My husband and I were sitting in the living room the other night, talking about our day, when our oldest came in and sat down nearby. She was listening at first, but then she started contributing to the conversation. I don’t even remember what we were discussing, but the experience left me thinking about how much changes through the course of parenting. How our children go from dependent babies to independent adults.
My greatest parenting wish is that we have a friendship through the journey.
Wait. I know what you are thinking. Be friends with your child? How can you do that and still have parental control? Do you share all those intimate details of your life with your child the way you would your best friend?
First of all, I do not believe the role of parents is to control their children.
I believe parents are the ultimate role model for their children, showing them how adults interact with themselves and with others in the world, from newborns to adults. Parents are the first and greatest relationship a child has with another in this world, and my main priority is to demonstrate respect, love, and living my values for my children. Controlling them would certainly make things easier some days! But I always keep the end goal in mind: one day, my children will be contributing members of society, and I want them to contribute respect, love, and living their values more than I want them to obey or be controlled by external influences.
Secondly, I would advise against using your child as your emotional sounding board.

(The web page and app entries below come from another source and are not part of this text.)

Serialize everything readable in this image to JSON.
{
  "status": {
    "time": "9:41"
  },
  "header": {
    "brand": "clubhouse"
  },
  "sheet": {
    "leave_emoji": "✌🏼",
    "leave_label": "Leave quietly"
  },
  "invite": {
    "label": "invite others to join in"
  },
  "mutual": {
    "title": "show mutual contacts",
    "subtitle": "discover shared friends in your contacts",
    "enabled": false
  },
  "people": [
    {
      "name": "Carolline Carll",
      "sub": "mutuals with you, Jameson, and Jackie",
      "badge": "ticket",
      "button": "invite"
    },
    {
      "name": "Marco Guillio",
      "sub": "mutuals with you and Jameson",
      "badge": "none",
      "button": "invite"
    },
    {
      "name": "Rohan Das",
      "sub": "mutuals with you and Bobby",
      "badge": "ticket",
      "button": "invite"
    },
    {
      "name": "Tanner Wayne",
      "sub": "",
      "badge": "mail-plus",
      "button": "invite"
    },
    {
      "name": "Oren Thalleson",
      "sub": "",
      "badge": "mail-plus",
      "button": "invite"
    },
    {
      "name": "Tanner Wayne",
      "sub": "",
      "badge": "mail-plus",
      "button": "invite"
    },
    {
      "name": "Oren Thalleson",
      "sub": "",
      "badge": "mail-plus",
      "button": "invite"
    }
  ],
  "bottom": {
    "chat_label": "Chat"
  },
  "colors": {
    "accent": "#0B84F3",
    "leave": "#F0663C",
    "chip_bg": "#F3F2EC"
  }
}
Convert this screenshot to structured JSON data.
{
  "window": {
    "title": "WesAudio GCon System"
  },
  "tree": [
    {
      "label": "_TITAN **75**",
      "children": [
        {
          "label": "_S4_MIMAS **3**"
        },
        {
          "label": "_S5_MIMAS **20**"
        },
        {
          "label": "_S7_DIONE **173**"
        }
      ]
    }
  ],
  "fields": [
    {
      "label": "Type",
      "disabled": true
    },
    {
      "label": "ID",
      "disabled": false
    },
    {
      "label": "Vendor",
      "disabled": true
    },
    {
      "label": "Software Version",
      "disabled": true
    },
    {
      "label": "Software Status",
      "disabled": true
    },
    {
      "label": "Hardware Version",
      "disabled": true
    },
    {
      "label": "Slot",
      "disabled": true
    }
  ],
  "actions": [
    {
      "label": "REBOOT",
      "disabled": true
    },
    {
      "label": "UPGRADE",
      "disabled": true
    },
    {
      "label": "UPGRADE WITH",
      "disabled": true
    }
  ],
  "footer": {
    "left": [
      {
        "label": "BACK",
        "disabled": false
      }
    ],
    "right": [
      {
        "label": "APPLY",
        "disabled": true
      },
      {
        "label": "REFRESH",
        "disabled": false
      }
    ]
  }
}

While we can have a respectful relationship with our children, we do still have the responsibility of being the adult and knowing that certain things are not things children need to be concerned with in their young lives. Just as you know you share some things with your spouse, some things with a co-worker, some things with a person you just met, some things with a friend you have known for years, etc, there are different levels of openness with our children.
However, as our children grow into the teen years, I do find great value in the conversations I have with my daughter. We have discussed how I felt about a work or friend situation, and how she has felt similarly at school or with her friends.
Instead of expecting the other person to have solutions, we simply listen and respect how we are each processing and growing through this stage in our life.
I attribute the ability to have these conversations with my teen to the way we have had these conversations since she was little. What is that saying? “If you don’t listen to the small stuff when they are little, they won’t trust you with the big stuff when they are older, because to them, it has always been big stuff.” Something like that. It is absolutely true. We have established trust and confidence in one another, the way true friends do.
My greatest wish is that my children and I grow in friendship as we grow through their childhoods. They are some of the neatest people I know, and I am so thankful for them.